THIS IS YOUR LAND
Take a hike — or a bike
THE BUREAU OF LAND MANAGEMENT (BLM) oversees thousands of acres of public land across Northern New Mexico. Ranging from the Río Chama Wild and Scenic River southwest of Taos to the Sabinoso Wilderness Area east of the Sangre de Cristo Mountains along the Canadian River, and from the bottom of the Río Grande Gorge to the tip top of Ute Mountain (10,093 feet) on the Colorado border, the BLM Taos office has a lot of ground to cover.
The West Rim Trail is an easy, flat hike that follows the Río Grande from the Gorge Bridge.You can go as long as you like on the path. The entire trail is 9 miles each way. Mountain bikes are allowed here, as well. The trail comes close to the gorge at times and then veers farther away. The area is covered with black lava rocks — remnants of its volcanic past. From Taos Plaza, go north on Paseo del Pueblo Norte 4 miles. Turn left (west) at the signal at the intersection with U.S. Highway 64 and continue for 7 miles. Cross the Gorge Bridge and turn left (or south) into the rest stop immediately west of the bridge.
The BLM usually offers guided hikes in the Río Grande del Norte National Monument every fall but call the Taos BLM Office to be sure. The goal is to familiarize the public with all the magnificent treasures that make up the monument. Likewise, check first to be sure the fall guided hikes in October will be held. These popular day hikes offer deeper insights into all aspects of the national monument from geology, wildlife, archaeology, birding, botany and more.
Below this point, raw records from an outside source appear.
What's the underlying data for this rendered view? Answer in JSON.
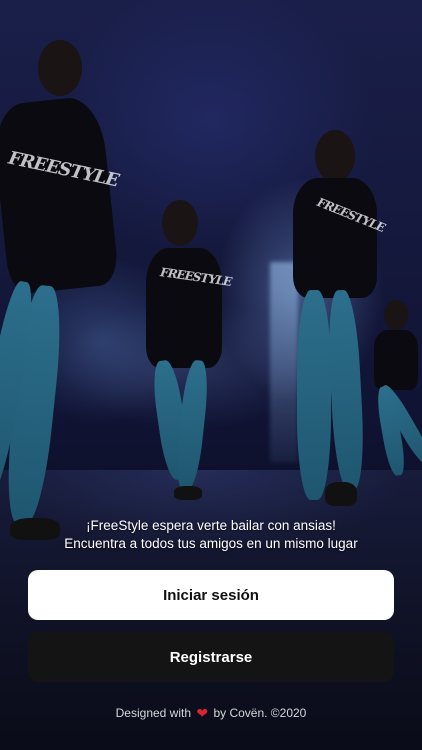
{
  "background": {
    "image": "dancers-on-stage-photo",
    "shirt_print": "FREESTYLE"
  },
  "tagline": {
    "line1": "¡FreeStyle  espera verte bailar con ansias!",
    "line2": "Encuentra a todos tus amigos en un mismo lugar"
  },
  "actions": {
    "login_label": "Iniciar sesión",
    "register_label": "Registrarse"
  },
  "footer": {
    "prefix": "Designed with",
    "heart": "❤",
    "suffix": "by Covën. ©2020"
  },
  "colors": {
    "login_bg": "#ffffff",
    "register_bg": "#141414",
    "heart": "#e0222e",
    "leggings": "#2c6f8c"
  }
}
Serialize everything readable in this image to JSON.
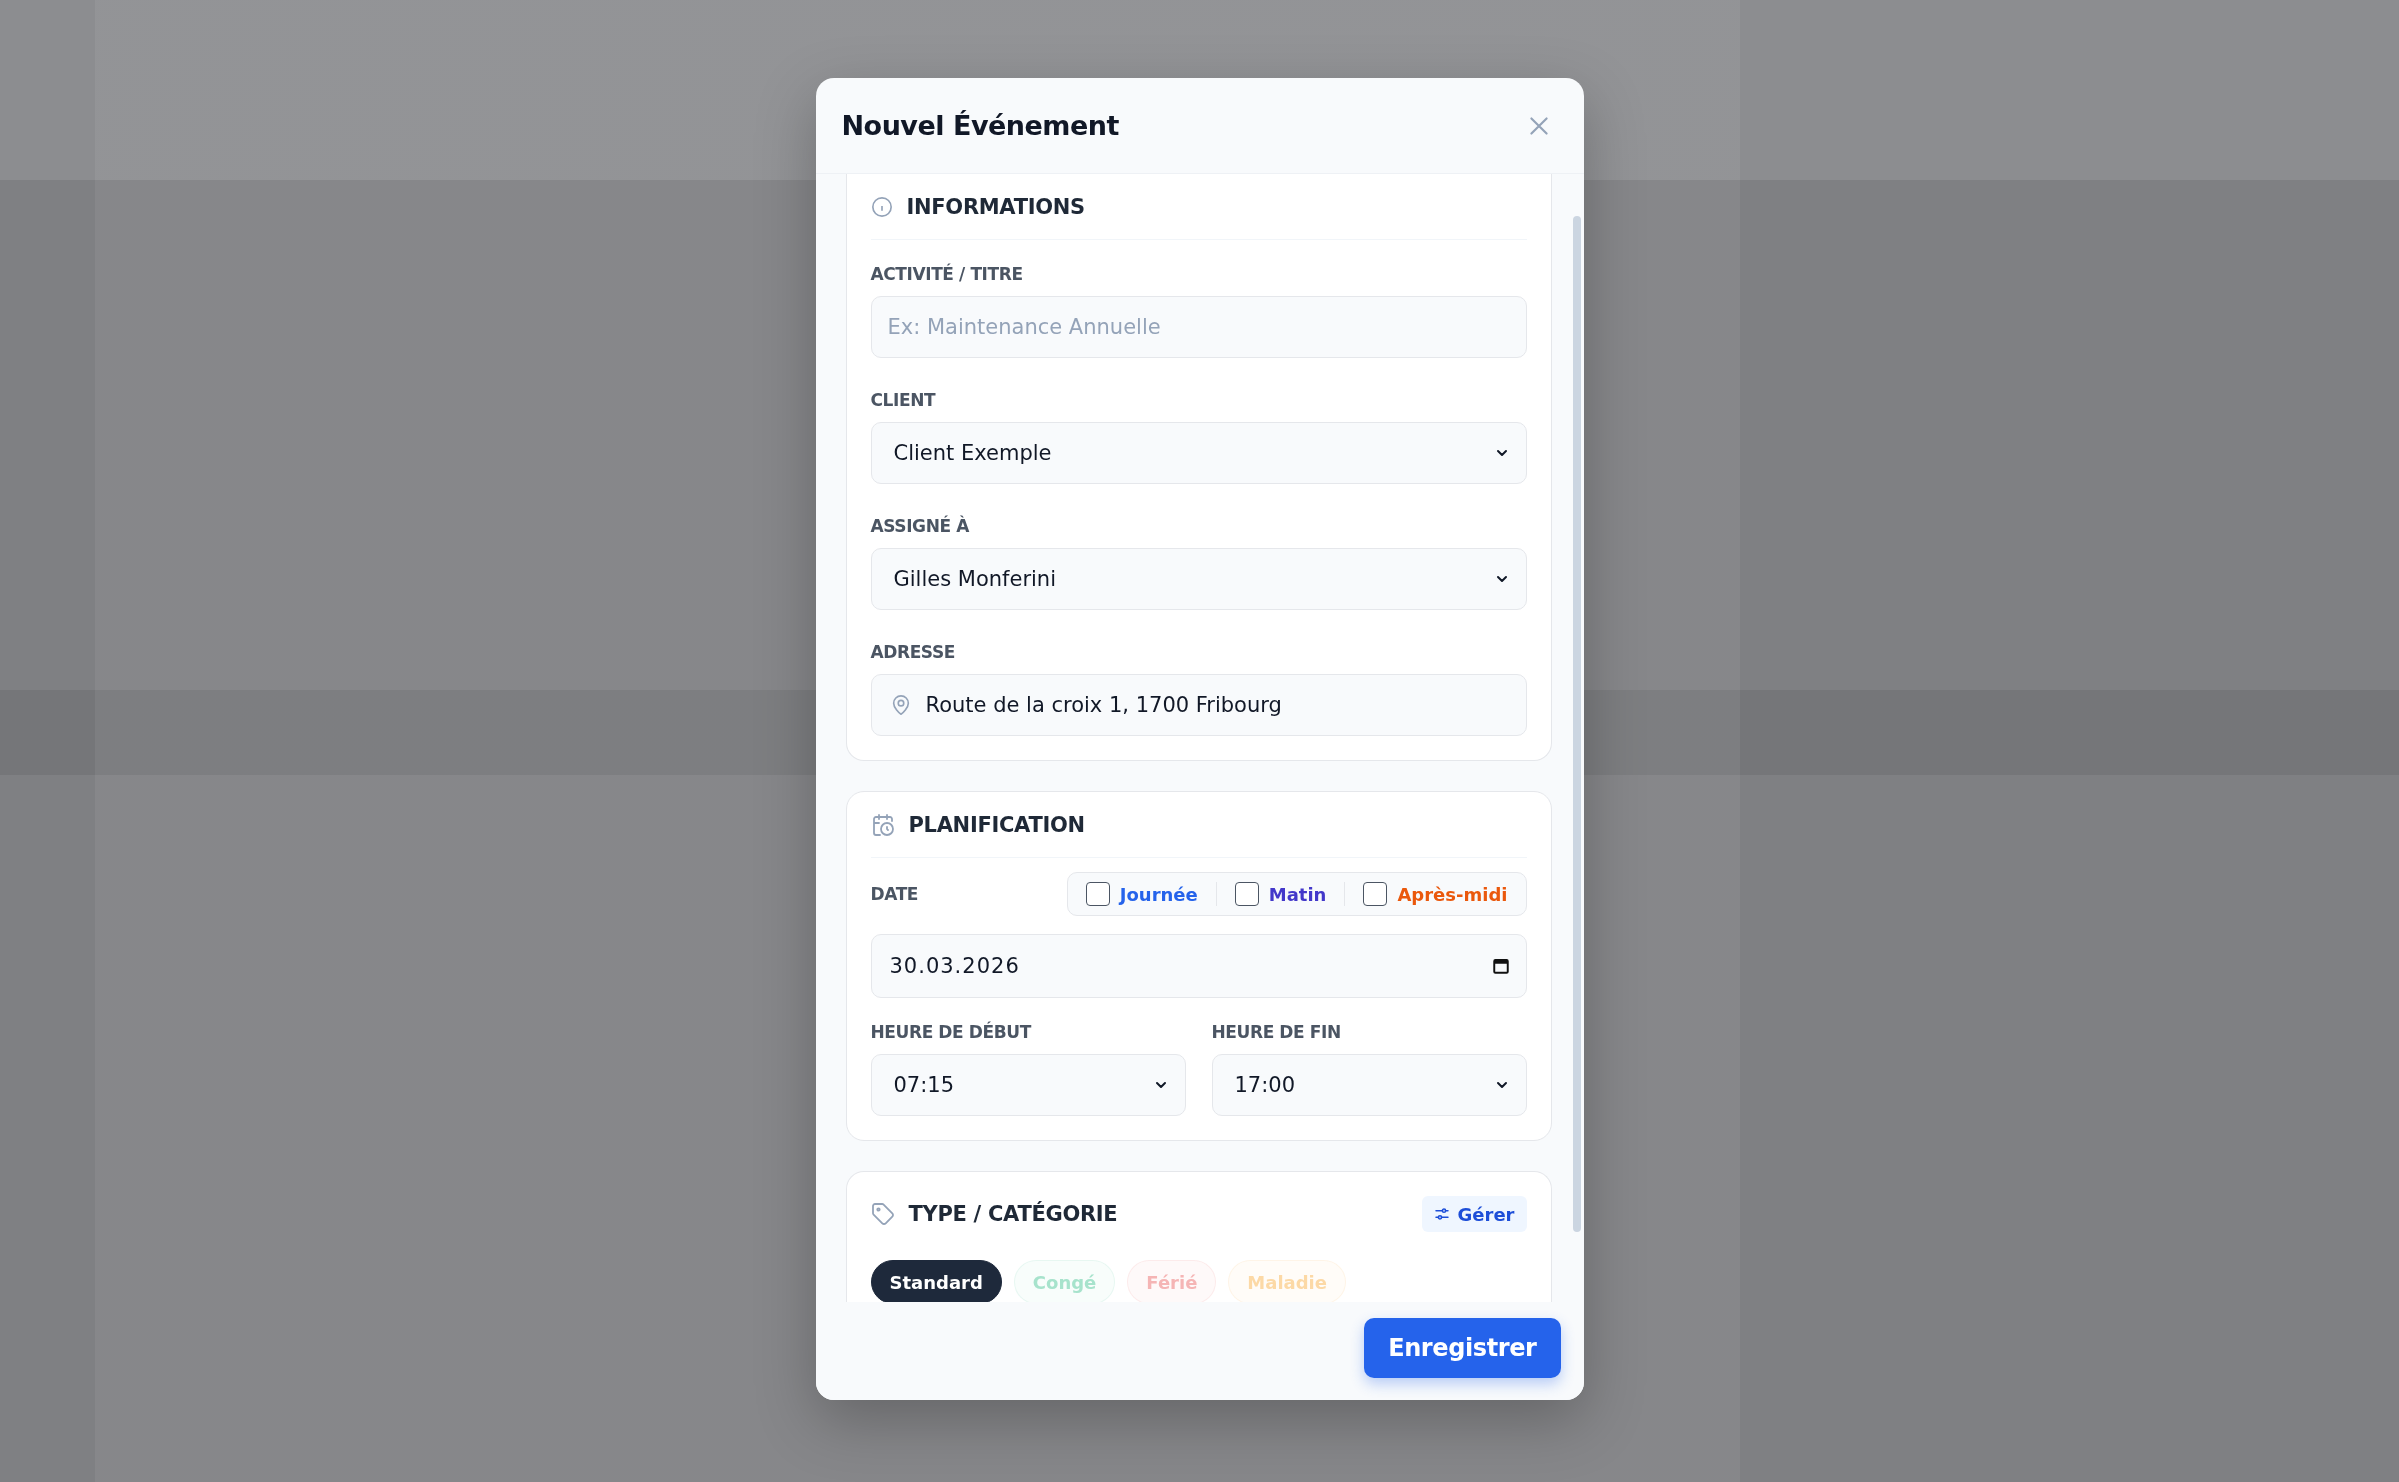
{
  "dialog": {
    "title": "Nouvel Événement"
  },
  "sections": [
    {
      "kind": "info",
      "heading": "INFORMATIONS",
      "fields": [
        {
          "kind": "text",
          "label": "ACTIVITÉ / TITRE",
          "placeholder": "Ex: Maintenance Annuelle"
        },
        {
          "kind": "select",
          "label": "CLIENT",
          "value": "Client Exemple"
        },
        {
          "kind": "select",
          "label": "ASSIGNÉ À",
          "value": "Gilles Monferini"
        },
        {
          "kind": "address",
          "label": "ADRESSE",
          "value": "Route de la croix 1, 1700 Fribourg"
        }
      ]
    },
    {
      "kind": "planning",
      "heading": "PLANIFICATION",
      "date_label": "DATE",
      "day_parts": [
        {
          "label": "Journée",
          "checked": false,
          "color": "#2563eb"
        },
        {
          "label": "Matin",
          "checked": false,
          "color": "#4338ca"
        },
        {
          "label": "Après-midi",
          "checked": false,
          "color": "#ea580c"
        }
      ],
      "date_value": "30.03.2026",
      "start": {
        "label": "HEURE DE DÉBUT",
        "value": "07:15"
      },
      "end": {
        "label": "HEURE DE FIN",
        "value": "17:00"
      }
    },
    {
      "kind": "category",
      "heading": "TYPE / CATÉGORIE",
      "manage_label": "Gérer",
      "categories": [
        {
          "label": "Standard",
          "selected": true,
          "color": "#1e293b"
        },
        {
          "label": "Congé",
          "selected": false,
          "color": "#a7e3cc"
        },
        {
          "label": "Férié",
          "selected": false,
          "color": "#f5b5b5"
        },
        {
          "label": "Maladie",
          "selected": false,
          "color": "#fcd9a6"
        }
      ]
    }
  ],
  "save_label": "Enregistrer"
}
Most hikes are on the weekends, but some hikes and events are scheduled during the week. Visit the monument website (blm.gov/nm/riograndedelnorte) for the time, date and description of what’s on the schedule that week. You can also call the Río Grande Gorge Visitor Center at (575) 751-4899, the Wild Rivers Visitor Center at (575) 586-1150 or the Taos BLM office at (575) 758-8851 to find out what’s on tap.
Carson National Forest
The BLM isn’t the only federal agency with holdings in Northern New Mexico. The 1.5-million-acre Carson National Forest is operated by the National Forest Service and also offers an amazing amount of hiking opportunities, such as the popular Devisadero Loop Trail 108, Columbine Canyon Trail #71, Italianos Canyon Trail #59 and Wheeler Peak. For a descriptive list of all the day-hiking trails, visit fs.usda.gov/recarea/carson/recreation.
Wheeler Peak: The top of New Mexico
The Taos Ski Valley area is home to the tallest mountain in New Mexico at 13,161 feet. To get there requires a long, steep hike, gaining almost 3,000 feet over 5 miles. It is challenging but the breathtaking views at the top and feeling of accomplishment are worth the effort.
The best time of year to summit Wheeler is late summer or early fall; this is the narrow window after the snow is mostly melted and before the next season of snow comes, so plan ahead.
There are two ways to get to the top: from Bull-of-the-Woods Trailhead (located off the top parking lot of TSV resort) or the Williams Lake side. For the Williams Lake approach, plan on about 4 hours for the ascent. Local hiking club members recommend you start early and get off the peak by 1 p.m. to avoid afternoon thunderstorms. The first 2 miles of trail pass through spruce and fir trees. A gradual climb brings you through a boulder field to Williams Lake. The trail to the peak begins just before reaching the lake.
From Taos Plaza, go north on Paseo del Pueblo Norte 4 miles. Turn right (east) onto Ski Valley Road (State Road 150). Continue through Arroyo Seco up to Taos Ski Valley; stay left at the first main parking lot and drive into the upper parking lots. Go up Twining Road and follow the dirt road for 2 miles; several switchbacks bring you to the parking lot at Deer Lane. Walk down the hill, past the Bavarian Restaurant and then uphill. Watch for the trail signs.
— Staff report